Read the press release here.

Woman with Asthma, Liver Infections Has Waited Months for NYCHA Mold Repair

By Allegra Hobbs | August 31, 2016 5:58pm
 Yolanda Donato claims she has been living with two moldy holes in her bathroom wall since April 2016.
Yolanda Donato claims she has been living with two moldy holes in her bathroom wall since April 2016.
View Full Caption
DNAinfo/Allegra Hobbs

LOWER EAST SIDE — A woman who suffers from asthma and health problems stemming from multiple liver transplants may finally breathe freely as NYCHA promises to address leaks, mold and two gaping holes in her bathroom wall — more than a year after she first complained about the purportedly hazardous conditions.

Yolanda Donato, a resident of the Jacob Riis Houses for nearly four decades, said she has been battling with NYCHA since early 2015 over plumbing leaks and suspected mold in her bathroom.

But Donato said the problem became significantly worse in April 2016 when a maintenance worker sent to examine the problems smashed in the bathroom wall in two places to reach the pipe below, exposing mold beneath the walls and leaving the bathroom in disrepair — conditions NYCHA has refused to address despite her filing numerous complaints, said Donato.

“I’ve gone to the office six times,” said Donato in Spanish, through a translator. “They say, ‘Don’t worry, we’re going to fix it,’ but they never fix it.”

The leaking pipe is currently plastered over with duct tape.

In June, Donato underwent a second liver transplant — her first was in 2013 — and has had a difficult time recovering from the procedure, likely because of the mold in the bathroom walls, she claims.

“I had to go to the hospital four times…I had an infection,” she said, adding she suspects the post-surgery infections were caused or exacerbated by unsanitary conditions in her bathroom.

“My doctor asked me, ’Is your home ok?’ and I said, ‘Well, no, there’s a hole and there’s mold.’ And he said, ‘That’s not good, you can’t have that.’”

Donato’s doctor then penned a note for her to take to NYCHA explaining his patient’s delicate condition and requesting the agency work quickly to get rid of any mold.

“Following a liver transplant, patients are on a lifelong medication regiment, with ongoing follow-up appointment and their immune system is compromised,” reads the letter, dated Aug. 11, from Mount Sinai Transplant hematologist Thomas Schlano, MD. “They just take very good care of themselves, including eating well and living in a safe and sanitary environment.

"There is a report of mold in Ms. Donato’s bathroom, and we are requesting that this is cleaned and repaired as soon as possible.

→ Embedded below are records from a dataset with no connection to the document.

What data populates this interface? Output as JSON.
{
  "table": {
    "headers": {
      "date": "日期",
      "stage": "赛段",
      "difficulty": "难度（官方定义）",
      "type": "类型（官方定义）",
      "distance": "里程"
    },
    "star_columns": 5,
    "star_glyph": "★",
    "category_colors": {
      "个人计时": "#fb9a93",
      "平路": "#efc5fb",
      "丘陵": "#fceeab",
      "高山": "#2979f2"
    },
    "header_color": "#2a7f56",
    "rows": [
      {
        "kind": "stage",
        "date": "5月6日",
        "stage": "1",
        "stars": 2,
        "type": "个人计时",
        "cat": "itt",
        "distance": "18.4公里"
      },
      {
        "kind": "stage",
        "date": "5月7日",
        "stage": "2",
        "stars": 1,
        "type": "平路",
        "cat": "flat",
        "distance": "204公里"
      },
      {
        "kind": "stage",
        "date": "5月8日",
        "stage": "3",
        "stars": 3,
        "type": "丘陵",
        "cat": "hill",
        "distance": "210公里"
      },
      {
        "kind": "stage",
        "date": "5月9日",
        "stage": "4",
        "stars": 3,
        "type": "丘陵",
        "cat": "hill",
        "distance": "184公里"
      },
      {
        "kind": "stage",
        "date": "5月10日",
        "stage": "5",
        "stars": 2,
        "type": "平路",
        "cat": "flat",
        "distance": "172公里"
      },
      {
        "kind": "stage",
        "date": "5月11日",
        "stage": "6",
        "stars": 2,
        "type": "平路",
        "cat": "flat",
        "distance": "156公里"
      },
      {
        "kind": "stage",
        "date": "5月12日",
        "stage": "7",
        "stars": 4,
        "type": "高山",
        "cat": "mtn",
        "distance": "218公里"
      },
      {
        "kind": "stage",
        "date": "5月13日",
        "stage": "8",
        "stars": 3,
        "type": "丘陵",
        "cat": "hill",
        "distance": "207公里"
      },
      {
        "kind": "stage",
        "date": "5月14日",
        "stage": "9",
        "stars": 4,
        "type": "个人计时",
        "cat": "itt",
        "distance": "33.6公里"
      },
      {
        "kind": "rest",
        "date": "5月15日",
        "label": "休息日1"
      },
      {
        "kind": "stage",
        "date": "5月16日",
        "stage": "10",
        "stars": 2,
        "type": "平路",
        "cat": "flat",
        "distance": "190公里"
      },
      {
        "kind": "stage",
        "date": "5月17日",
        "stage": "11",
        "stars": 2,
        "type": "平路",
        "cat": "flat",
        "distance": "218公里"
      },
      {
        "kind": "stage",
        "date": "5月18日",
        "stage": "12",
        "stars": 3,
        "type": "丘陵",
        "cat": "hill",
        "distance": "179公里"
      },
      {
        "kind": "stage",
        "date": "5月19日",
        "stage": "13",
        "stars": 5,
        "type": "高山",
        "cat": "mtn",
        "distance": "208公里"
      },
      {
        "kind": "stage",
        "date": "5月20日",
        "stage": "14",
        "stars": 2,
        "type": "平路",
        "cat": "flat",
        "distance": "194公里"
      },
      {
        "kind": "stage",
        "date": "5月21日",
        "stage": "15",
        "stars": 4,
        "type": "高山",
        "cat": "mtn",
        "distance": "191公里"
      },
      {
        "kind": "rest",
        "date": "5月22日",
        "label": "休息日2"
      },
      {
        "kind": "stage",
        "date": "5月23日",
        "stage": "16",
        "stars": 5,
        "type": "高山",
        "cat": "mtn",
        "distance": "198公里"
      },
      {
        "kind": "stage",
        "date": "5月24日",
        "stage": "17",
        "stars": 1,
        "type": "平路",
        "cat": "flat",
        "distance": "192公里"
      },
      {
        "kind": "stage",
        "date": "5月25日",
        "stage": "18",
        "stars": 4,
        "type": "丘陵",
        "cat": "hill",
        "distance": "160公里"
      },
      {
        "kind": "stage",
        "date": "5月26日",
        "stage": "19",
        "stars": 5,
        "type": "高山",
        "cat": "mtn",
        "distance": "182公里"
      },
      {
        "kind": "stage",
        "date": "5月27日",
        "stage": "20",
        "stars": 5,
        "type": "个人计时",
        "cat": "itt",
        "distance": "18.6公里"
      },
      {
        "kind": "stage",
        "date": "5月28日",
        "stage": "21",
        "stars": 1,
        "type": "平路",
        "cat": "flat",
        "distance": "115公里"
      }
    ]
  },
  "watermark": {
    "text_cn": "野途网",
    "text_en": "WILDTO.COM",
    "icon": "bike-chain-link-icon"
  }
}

Please accept this letter as a medical priority.”

But NYCHA only jumped into action Wednesday afternoon — nearly three weeks later — after neighborhood groups hosted a press conference outside the houses calling attention to the problem and DNAinfo New York submitted an inquiry.

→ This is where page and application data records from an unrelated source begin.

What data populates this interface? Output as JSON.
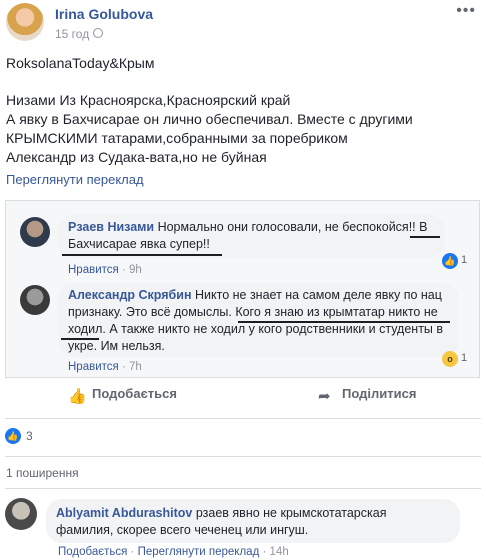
{
  "post": {
    "author": "Irina Golubova",
    "time": "15 год",
    "more_icon": "•••",
    "lines": [
      "RoksolanaToday&Крым",
      "Низами Из Красноярска,Красноярский край",
      "А явку в Бахчисарае он лично обеспечивал. Вместе с другими",
      "КРЫМСКИМИ татарами,собранными за поребриком",
      "Александр из Судака-вата,но не буйная"
    ],
    "translate": "Переглянути переклад"
  },
  "embedded": {
    "comment1": {
      "name": "Рзаев Низами",
      "text_a": "Нормально они голосовали, не беспокойся!!",
      "text_b": "В",
      "text_c": "Бахчисарае явка супер!!",
      "like": "Нравится",
      "time": "9h",
      "reactions": "1"
    },
    "comment2": {
      "name": "Александр Скрябин",
      "text_a": "Никто не знает на самом деле явку по нац",
      "text_b": "признаку. Это всё домыслы.",
      "text_c": "Кого я знаю из крымтатар никто не",
      "text_d": "ходил.",
      "text_e": "А также никто не ходил у кого родственники и студенты в",
      "text_f": "укре. Им нельзя.",
      "like": "Нравится",
      "time": "7h",
      "reactions": "1"
    }
  },
  "actions": {
    "share_label": "Поділитися",
    "like_label": "Подобається"
  },
  "likes_count": "3",
  "shares_text": "1 поширення",
  "comment": {
    "name": "Ablyamit Abdurashitov",
    "text_a": "рзаев явно не крымскотатарская",
    "text_b": "фамилия, скорее всего чеченец или ингуш.",
    "like": "Подобається",
    "translate": "Переглянути переклад",
    "time": "14h"
  },
  "colors": {
    "link": "#365899",
    "like_blue": "#1877f2"
  }
}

“NYCHA staff are on site now addressing the situation. They will inspect the apartment for mold and abate where necessary. The leak coming from inside the bathroom wall will be repaired tonight, followed by plastering tomorrow to cover the hole,” said NYCHA spokeswoman Zodet Negron. “We apologize for the impact this has had on the resident and are working to prevent this from happening again.”

Meanwhile, a NYCHA rep maintained staff are unaware of any mold in Donato’s bathroom, but would look into it while repairing the wall. 

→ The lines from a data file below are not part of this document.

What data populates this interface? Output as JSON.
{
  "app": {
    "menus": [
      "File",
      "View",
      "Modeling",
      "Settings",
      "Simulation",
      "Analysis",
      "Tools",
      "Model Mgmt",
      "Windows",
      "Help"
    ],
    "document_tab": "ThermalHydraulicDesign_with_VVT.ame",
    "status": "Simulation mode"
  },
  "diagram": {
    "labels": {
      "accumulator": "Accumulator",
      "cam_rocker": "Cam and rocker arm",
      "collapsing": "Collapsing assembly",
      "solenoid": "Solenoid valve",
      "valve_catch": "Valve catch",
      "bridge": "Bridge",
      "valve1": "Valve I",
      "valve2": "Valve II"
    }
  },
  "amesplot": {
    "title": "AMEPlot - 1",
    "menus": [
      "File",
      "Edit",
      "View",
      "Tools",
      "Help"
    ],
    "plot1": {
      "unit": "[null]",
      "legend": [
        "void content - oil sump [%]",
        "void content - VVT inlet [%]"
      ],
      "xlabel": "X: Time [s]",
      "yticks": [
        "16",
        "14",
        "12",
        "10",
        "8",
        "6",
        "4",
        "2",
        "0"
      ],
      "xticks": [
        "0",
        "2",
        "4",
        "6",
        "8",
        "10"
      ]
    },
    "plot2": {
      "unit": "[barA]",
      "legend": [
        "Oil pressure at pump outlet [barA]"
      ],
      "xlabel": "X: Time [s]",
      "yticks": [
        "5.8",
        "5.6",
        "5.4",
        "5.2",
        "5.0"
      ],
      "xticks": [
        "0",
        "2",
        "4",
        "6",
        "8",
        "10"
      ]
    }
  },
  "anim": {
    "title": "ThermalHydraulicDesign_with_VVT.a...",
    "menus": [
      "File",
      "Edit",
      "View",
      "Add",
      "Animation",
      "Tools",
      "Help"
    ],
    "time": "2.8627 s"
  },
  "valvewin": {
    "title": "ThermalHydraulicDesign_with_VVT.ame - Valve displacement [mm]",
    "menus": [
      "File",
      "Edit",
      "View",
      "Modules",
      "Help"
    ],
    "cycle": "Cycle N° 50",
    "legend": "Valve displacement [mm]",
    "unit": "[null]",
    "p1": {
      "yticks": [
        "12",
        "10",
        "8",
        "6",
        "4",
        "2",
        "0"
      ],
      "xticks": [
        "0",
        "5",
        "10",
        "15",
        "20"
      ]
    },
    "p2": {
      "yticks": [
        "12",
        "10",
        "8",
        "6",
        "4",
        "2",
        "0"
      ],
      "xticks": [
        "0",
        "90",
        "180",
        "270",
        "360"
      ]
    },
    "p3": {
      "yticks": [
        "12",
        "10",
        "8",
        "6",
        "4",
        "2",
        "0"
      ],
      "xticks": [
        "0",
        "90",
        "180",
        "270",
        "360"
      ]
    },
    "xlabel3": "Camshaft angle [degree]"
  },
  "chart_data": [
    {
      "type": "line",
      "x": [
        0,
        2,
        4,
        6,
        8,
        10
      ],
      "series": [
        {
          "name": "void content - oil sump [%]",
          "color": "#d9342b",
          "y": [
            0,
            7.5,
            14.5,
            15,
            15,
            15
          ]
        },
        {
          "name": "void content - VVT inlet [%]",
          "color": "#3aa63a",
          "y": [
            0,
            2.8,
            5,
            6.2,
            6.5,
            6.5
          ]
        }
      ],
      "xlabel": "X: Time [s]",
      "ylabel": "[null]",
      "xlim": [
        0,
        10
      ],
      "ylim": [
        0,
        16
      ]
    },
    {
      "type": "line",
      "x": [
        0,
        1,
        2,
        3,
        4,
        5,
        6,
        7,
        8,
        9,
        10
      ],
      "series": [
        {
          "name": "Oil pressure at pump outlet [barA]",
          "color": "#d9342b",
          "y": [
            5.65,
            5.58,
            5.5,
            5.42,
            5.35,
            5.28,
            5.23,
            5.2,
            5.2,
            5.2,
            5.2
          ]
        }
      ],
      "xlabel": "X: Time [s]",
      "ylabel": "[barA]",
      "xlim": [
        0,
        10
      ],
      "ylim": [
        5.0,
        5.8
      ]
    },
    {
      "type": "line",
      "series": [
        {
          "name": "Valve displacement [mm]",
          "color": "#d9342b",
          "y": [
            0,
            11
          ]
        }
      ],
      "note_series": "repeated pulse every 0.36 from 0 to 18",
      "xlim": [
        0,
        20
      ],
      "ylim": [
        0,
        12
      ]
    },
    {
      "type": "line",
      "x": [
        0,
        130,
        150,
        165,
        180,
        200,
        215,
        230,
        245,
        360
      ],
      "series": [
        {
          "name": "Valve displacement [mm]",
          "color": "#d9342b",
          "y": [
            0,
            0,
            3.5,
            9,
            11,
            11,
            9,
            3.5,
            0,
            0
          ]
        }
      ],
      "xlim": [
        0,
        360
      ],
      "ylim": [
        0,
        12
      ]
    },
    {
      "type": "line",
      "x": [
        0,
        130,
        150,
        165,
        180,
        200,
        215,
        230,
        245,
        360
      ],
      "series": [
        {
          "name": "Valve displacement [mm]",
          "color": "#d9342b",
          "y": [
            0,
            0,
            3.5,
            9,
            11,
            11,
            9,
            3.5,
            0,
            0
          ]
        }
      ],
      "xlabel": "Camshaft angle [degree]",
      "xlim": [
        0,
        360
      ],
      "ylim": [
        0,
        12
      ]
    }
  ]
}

The lapse in repair work has persisted despite a 2013 court order stating NYCHA must carry out “simple repairs” related to mold and excessive moisture within seven days and conduct “more complex repairs” within 15 days.

A federal judge in 2015 then appointed a “special master” to ensure NYCHA was complying with the court order after finding the agency had failed to fix mold problems in a timely manner, and criticized NYCHA officials for “indifference” in addressing the problem.

Now, community groups such as the National Mobilization Against Sweatshops (NMASS) — of which Donato herself is a member — and Luchadoras de Loisaida are calling on NYCHA and Mayor de Blasio to make good on the years-old settlement. 

“For us, this is the beginning of an effort to bring in people to enforce the court order,” said Michael Lalan of NMASS, adding his group has received dozens of calls from NYCHA tenants reporting similar problems. “We believe that mold is a serious problem.”

NYCHA residents will take their cause to City Hall on Sept. 2 at 11 a.m., when they will rally to demand officials act quickly to address hazardous conditions in NYCHA buildings.

A mayoral spokesman did not comment on the matter, instead directing DNAinfo New York to NYCHA representatives.